A 2004 Metropolitan Transportation Authority (MTA) feasibility study recommended building a direct rail link between Jamaica, Queens and Lower Manhattan by extending the existing Long Island Railroad (LIRR) Atlantic Branch from the Atlantic Terminal in Downtown Brooklyn to Lower Manhattan via a new tunnel beneath the East River. In 2005, the Lower Manhattan Development Corporation (LMDC), the MTA, the Port Authority of New York and New Jersey, and the NYC Economic Development Corporation (EDC) initiated the Lower Manhattan-Jamaica/JFK Airport Transportation Project, which would build a direct rail link to John F. Kennedy Airport, effectively creating a “one-seat” trip from Lower Manhattan to the Airport. Commuters traveling from Downtown Brooklyn to Lower Manhattan would also see a 40% reduction in commute times.

While groups supporting the project cite the importance of transit access to Lower Manhattan’s revitalization, several organizations, such as the Straphangers Campaign, the Regional Plan Association, and the Fiscal Policy Institute, have expressed concern that the rail link would come at the expense of more pressing transit priorities such as the Second Avenue Subway and the East Side Access project. Then-Governor Spitzer expressed only tepid support of the plan and while in office, insisted other transportation initiatives should remain a priority.

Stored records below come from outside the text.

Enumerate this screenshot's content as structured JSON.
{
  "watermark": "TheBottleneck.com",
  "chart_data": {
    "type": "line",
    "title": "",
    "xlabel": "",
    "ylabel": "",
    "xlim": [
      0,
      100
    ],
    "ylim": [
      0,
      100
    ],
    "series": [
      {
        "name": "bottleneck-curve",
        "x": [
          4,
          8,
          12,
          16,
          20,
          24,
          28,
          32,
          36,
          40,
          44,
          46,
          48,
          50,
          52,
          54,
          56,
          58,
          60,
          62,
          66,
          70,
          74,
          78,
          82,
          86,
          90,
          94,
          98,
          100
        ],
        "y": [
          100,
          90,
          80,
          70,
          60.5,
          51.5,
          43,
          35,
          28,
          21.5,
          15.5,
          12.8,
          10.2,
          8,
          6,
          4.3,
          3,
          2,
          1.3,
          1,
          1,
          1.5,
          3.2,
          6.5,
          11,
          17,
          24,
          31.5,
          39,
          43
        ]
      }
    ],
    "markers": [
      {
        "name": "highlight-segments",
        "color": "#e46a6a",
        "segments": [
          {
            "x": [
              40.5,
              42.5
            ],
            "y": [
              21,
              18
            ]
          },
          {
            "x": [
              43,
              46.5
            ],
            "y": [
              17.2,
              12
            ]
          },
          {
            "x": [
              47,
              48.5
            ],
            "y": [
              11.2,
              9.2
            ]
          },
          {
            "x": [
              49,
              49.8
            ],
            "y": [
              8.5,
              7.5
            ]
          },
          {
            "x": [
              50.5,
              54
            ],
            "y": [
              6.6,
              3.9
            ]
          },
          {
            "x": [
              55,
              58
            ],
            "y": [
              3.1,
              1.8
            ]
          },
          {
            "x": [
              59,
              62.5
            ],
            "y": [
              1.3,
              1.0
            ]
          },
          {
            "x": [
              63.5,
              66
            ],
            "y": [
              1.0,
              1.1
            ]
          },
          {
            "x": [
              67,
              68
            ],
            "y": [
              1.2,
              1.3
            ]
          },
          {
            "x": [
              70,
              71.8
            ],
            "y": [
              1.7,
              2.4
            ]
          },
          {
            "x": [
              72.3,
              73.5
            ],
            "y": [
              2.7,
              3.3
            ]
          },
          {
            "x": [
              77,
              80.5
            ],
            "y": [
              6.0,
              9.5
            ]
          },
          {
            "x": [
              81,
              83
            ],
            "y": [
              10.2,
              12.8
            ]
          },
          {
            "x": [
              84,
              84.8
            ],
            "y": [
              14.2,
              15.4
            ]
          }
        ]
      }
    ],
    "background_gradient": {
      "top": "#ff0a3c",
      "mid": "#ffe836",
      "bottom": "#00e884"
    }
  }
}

In 2007, Senator Charles Schumer (D-NY) pledged $2 billion in unused tax credits made available to New York City after September 11th toward the project, which at the time had a projected cost of $6 billion. The Port Authority committed $560 million to the project, and the MTA committed $400 million. In December 2008, the MTA released a report which indicated that building the rail link would actually cost between $8.6 and $9.9 billion, meaning that a substantial amount of additional funding would be necessary. Mayor Bloomberg has expressed his support for using the $2 billion for 2nd Avenue Subway construction instead of the rail link, while others feel that the funds should go toward Lower Manhattan.

The project is currently on hold.

Last updated: April 23, 2009

This development is closely interlinked with:
Lower Manhattan Development